Scouting is the other new component of talent management. You can send assistant coaches to examine a player and see if he lives up to the hype, in virtual sessions as long as 60 minutes each. Depending upon the core traits influencing the position, (kickers have the least, a running back or linebacker would have the most) you can get a quick handle on whether you've found an underrated gem or an overrated bust.
By creating this variable, NCAA Football wants to pry the game loose from the rigid structure of past years, when the only way to bring top talent to your program was to convince a true 5-star recruit to join up. This is meant to create a chance to find overlooked prospects who increasingly form the story of a striver program's breakout year. You can go star-chasing as before, but the 3- and 4-star recruits you'd normally get will lose interest.
One final note about the changes to "Dynasty." The game will include the new Southeastern Conference alignments, of course, and figuring out its schedule rotation was a nightmare. The SEC will play an eight-game conference schedule, six of which will be divisional games that repeat every year, one of which will be an extradivisional protected rivalry, leaving one as a rotating random matchup.
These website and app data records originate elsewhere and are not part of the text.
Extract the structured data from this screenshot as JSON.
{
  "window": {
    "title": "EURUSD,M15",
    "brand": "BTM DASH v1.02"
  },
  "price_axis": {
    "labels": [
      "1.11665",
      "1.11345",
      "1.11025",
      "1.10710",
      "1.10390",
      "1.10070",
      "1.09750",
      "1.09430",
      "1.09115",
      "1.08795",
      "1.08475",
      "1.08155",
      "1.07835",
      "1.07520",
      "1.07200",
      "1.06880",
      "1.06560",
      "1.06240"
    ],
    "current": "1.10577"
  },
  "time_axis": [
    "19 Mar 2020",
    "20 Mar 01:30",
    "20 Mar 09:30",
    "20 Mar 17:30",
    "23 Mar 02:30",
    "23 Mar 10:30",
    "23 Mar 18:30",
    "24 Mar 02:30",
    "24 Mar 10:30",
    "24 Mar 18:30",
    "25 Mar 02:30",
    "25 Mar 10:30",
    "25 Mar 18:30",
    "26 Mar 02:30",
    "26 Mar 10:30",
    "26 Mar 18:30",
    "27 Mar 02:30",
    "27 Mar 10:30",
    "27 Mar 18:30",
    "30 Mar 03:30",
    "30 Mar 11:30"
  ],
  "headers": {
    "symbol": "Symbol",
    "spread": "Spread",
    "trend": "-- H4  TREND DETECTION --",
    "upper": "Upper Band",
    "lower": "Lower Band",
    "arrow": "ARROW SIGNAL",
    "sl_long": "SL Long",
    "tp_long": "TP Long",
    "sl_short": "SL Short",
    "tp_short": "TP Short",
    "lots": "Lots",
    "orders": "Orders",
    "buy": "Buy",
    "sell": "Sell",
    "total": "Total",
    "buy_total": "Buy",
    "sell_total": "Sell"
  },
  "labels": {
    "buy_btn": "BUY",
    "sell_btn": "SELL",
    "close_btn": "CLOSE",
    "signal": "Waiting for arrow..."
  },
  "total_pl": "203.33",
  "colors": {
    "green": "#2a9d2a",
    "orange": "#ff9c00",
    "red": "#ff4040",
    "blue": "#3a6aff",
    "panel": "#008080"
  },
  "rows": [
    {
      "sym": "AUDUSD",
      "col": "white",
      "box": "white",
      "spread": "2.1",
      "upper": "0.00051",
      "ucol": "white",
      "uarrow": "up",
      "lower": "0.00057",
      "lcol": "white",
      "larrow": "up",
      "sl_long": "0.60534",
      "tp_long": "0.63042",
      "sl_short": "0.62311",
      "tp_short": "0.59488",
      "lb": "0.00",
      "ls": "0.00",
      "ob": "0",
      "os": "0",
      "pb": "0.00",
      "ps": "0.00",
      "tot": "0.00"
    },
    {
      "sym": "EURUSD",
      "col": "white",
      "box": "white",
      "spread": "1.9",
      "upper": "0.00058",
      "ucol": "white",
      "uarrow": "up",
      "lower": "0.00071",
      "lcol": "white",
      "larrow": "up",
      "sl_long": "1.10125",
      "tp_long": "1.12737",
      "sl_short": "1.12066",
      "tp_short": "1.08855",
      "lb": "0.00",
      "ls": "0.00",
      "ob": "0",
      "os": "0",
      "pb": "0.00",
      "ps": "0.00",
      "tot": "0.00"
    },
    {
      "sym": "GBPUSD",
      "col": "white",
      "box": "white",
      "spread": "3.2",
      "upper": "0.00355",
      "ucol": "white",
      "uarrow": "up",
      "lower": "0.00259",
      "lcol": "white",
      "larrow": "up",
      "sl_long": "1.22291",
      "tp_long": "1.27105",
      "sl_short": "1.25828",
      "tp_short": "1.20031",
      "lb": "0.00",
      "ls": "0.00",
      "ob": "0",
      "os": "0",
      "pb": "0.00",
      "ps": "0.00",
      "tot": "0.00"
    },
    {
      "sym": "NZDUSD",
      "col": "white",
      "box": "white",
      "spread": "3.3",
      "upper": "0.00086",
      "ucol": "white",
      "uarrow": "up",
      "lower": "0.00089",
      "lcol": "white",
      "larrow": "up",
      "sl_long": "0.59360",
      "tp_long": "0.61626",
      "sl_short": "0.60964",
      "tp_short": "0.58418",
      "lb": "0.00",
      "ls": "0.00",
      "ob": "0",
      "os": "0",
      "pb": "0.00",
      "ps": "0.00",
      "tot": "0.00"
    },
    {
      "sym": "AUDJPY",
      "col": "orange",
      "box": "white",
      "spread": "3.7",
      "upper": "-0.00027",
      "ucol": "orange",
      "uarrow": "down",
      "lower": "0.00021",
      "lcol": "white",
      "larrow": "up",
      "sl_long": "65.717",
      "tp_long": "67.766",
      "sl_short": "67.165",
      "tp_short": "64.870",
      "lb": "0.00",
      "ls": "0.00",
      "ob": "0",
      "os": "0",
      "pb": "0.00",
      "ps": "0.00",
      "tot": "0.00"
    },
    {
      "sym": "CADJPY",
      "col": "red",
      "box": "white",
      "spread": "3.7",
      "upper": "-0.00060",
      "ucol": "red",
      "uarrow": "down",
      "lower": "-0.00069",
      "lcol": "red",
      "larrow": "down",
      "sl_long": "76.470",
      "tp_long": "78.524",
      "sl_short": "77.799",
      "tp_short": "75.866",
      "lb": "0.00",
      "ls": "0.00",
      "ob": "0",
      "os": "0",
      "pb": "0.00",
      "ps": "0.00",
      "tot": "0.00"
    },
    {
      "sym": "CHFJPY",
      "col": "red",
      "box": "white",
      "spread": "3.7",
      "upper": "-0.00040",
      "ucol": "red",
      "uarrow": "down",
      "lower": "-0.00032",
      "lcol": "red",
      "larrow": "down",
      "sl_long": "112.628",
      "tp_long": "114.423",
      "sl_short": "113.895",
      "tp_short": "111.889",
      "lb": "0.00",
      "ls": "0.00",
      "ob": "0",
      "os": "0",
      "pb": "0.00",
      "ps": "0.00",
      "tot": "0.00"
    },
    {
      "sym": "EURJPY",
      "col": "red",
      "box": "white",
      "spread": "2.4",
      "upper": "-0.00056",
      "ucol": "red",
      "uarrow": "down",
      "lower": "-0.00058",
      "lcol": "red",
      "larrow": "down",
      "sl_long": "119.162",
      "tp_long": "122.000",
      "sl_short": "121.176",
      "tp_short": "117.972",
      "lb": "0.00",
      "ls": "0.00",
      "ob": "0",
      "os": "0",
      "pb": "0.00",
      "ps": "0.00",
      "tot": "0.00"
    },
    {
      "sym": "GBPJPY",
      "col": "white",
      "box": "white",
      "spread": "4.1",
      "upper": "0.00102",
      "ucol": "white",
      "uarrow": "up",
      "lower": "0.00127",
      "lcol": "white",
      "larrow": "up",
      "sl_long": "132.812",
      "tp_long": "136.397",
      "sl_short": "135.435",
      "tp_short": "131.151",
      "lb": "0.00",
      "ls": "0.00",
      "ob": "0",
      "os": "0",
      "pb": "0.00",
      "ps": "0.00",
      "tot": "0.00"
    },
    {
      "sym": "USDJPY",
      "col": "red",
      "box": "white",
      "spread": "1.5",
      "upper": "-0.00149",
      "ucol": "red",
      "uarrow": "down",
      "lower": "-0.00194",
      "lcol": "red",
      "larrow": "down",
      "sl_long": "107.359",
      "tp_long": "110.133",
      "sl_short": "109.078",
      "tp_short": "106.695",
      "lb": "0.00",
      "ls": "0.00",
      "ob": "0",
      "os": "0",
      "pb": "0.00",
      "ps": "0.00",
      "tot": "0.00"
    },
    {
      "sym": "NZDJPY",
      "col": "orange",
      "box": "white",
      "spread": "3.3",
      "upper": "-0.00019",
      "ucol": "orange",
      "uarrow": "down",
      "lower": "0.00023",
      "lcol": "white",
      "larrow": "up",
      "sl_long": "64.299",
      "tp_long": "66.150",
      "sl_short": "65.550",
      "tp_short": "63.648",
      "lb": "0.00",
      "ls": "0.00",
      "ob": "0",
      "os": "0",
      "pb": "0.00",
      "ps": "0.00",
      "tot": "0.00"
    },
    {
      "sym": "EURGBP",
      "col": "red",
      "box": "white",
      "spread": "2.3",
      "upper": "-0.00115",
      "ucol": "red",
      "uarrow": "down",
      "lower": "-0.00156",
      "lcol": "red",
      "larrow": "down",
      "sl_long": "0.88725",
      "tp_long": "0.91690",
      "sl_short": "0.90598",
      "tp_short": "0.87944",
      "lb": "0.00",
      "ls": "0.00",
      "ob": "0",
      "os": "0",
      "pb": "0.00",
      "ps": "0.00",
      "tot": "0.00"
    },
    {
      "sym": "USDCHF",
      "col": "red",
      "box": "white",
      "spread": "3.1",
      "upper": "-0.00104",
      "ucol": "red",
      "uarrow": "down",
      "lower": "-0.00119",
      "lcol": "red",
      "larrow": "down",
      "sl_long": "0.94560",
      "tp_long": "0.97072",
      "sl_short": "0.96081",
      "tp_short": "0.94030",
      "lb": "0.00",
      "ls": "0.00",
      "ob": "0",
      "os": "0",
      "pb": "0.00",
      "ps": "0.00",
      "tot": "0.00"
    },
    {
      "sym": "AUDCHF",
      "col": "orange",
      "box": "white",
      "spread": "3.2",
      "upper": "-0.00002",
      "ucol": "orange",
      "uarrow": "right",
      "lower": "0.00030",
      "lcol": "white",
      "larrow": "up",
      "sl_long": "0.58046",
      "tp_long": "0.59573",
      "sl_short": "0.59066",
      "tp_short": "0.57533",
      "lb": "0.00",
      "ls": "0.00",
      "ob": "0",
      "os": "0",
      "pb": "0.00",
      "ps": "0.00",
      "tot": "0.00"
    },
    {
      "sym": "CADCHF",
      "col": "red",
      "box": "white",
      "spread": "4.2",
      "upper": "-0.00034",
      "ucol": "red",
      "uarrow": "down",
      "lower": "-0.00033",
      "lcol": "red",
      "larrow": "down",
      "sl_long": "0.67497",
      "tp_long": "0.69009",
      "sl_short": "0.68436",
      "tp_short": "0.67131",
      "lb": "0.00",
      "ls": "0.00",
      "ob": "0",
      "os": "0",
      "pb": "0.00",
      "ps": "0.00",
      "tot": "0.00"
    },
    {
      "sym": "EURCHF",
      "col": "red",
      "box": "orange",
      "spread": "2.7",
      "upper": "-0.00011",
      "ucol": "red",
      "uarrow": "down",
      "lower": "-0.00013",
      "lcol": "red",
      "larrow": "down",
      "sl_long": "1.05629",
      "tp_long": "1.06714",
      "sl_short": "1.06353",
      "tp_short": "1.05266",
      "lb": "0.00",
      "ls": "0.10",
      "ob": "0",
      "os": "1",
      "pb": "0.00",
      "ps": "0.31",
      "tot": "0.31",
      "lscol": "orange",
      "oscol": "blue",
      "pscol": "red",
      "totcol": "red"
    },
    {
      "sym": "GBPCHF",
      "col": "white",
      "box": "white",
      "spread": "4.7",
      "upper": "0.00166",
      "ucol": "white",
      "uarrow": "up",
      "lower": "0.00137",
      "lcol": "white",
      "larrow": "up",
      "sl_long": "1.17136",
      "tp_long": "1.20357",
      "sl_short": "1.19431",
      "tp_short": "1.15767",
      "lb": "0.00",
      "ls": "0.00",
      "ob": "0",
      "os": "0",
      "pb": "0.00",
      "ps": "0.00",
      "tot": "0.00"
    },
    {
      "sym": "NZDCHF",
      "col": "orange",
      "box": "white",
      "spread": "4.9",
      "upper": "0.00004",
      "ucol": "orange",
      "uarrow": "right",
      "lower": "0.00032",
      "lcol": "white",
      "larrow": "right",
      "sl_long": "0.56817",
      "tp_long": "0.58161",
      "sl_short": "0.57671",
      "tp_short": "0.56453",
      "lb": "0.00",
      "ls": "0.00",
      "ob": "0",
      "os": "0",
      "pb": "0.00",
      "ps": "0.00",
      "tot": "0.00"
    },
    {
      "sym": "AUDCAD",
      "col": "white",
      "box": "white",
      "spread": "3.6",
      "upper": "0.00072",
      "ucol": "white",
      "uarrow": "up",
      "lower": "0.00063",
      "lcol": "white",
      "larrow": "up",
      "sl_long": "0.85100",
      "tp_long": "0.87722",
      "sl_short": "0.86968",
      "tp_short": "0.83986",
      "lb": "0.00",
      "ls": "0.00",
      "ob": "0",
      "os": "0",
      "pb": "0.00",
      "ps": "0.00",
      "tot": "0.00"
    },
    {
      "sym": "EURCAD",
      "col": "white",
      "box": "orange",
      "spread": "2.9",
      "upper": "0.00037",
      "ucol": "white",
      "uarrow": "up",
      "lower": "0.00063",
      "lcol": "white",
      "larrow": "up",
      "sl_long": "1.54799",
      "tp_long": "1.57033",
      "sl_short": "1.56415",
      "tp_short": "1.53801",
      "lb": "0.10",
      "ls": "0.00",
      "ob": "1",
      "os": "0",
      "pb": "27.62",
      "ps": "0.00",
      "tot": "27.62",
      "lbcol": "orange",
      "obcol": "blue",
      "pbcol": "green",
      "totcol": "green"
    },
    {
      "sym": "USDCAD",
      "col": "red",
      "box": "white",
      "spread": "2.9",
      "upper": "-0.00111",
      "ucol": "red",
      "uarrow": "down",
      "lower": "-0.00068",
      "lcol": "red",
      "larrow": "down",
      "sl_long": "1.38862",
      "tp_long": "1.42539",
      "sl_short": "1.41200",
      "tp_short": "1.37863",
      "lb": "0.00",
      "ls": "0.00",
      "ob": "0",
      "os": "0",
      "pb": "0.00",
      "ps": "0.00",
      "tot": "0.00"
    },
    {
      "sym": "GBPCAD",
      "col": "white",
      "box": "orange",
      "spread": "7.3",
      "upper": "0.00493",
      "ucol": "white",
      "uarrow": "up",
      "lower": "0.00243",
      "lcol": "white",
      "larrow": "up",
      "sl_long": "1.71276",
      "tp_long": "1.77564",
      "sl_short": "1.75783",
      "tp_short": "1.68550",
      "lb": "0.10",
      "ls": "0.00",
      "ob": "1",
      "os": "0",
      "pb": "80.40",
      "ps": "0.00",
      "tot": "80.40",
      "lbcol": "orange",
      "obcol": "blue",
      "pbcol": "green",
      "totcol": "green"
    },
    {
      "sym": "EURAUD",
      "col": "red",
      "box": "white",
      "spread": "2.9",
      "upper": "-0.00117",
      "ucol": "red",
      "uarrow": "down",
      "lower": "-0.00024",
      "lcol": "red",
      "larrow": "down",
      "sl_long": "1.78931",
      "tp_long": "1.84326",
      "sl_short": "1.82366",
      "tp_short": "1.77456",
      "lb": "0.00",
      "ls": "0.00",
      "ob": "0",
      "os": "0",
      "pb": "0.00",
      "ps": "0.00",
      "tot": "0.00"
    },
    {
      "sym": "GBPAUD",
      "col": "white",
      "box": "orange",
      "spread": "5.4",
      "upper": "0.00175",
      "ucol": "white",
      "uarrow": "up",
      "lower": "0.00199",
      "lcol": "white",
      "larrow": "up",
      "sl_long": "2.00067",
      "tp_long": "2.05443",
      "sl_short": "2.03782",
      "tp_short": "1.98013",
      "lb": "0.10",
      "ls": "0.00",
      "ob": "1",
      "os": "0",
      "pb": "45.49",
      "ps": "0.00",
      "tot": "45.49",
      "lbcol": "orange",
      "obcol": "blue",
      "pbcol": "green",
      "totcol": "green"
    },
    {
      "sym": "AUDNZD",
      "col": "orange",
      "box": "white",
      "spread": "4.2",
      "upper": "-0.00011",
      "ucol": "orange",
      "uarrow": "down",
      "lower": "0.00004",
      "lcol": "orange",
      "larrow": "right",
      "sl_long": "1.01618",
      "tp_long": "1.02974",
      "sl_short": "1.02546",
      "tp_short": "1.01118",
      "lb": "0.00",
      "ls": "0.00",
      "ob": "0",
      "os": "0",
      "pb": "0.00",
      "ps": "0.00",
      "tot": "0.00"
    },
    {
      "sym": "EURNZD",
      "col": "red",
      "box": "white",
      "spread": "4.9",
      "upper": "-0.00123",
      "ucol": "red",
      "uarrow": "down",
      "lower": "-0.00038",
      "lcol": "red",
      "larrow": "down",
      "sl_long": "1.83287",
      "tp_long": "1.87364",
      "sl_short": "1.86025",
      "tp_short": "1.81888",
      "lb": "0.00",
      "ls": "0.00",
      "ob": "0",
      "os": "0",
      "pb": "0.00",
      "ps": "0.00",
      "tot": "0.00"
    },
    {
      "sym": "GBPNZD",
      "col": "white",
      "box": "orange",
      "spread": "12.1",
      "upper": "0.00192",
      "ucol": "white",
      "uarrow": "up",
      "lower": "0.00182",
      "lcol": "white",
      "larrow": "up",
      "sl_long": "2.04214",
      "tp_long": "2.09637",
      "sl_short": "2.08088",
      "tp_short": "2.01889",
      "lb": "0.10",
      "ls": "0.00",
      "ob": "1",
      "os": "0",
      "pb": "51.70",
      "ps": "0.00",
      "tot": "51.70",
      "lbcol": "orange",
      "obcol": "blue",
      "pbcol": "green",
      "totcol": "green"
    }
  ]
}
The SEC provided EA Sports no guidance on this rotation, having not yet determined it. "If they ever want to know how that rotation works, they can come see us," sighed Ben Haumiller, a producer on the game. "I had to turn it over to a math major."